UNPAID INTERNS: A May 30 article in The New York Times took up the issue of internships, especially those without pay, and their effect on individual careers and the work culture in general.
The article noted that internships can raise employment expectations among young workers who seem less willing than previous generations to work their way up from the bottom. But it also noted, conversely, that interships also can “promote overidentification with employers: I make sacrifices for my work, therefore I must love my work.”
The Times then quoted Gina Neff, UW assistant professor of Communications (referring to her as a sociologist), who has studied coping strategies among interns and calls such bonding “performative passion.” Maybe that’s why, the newspaper speculated, educated workers in the U.S. these days are less likely to organize.
WHOSE ART IS IS, ANYWAY? UW lecturer and copywright lawyer Karrin Klotz was quoted in a recent New York Times article about the legal case between famous glass artist Dale Chihuly and two other glass artists, including his one-time collaborator Bryan Rubino.

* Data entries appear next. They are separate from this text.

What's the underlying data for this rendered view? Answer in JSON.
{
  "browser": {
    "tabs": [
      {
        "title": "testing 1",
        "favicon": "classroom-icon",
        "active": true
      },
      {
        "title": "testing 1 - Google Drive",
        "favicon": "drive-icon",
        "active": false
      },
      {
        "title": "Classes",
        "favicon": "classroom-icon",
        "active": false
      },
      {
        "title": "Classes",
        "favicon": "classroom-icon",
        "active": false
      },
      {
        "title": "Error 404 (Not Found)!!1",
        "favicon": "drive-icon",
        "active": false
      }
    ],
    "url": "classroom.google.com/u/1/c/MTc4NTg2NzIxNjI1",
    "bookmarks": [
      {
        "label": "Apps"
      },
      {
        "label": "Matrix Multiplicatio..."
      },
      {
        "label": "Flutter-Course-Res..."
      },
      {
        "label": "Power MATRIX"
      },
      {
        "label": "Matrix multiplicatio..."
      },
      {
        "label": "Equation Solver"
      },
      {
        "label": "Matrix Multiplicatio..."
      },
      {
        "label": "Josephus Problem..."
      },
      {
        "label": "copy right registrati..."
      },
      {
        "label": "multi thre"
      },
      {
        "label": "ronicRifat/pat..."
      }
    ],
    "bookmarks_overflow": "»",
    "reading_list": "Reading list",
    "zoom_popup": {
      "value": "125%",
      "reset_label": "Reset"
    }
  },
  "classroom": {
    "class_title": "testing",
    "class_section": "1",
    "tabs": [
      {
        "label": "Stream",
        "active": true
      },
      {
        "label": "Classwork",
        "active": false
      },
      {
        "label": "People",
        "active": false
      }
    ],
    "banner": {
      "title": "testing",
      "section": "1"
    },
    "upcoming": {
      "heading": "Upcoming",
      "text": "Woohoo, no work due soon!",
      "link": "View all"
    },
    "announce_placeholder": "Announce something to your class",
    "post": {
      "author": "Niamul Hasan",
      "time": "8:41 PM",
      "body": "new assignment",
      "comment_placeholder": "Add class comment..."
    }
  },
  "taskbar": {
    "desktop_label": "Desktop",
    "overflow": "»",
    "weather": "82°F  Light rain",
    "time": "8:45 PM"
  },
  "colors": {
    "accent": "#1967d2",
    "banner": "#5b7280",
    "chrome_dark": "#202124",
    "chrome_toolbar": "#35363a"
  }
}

At question is whether Rubino violated Chihuly’s copyright by creating his own blown-glass creations inspired by creatures of the sea. Rubino says that just because one artist is inspired by the sea does not mean others cannot be, too. “If anything, Mother Nature should be suing Dale Chihuly,” he told The Times.
But Klotz, The Times reported, said there was precedent for Chihuly’s claim, that Picasso was able to copyright a mere few lines on a pad because they were so distinct. “He is depicting things like flowers and sea forms that may be derived from nature, but the way he shapes them can be protected.”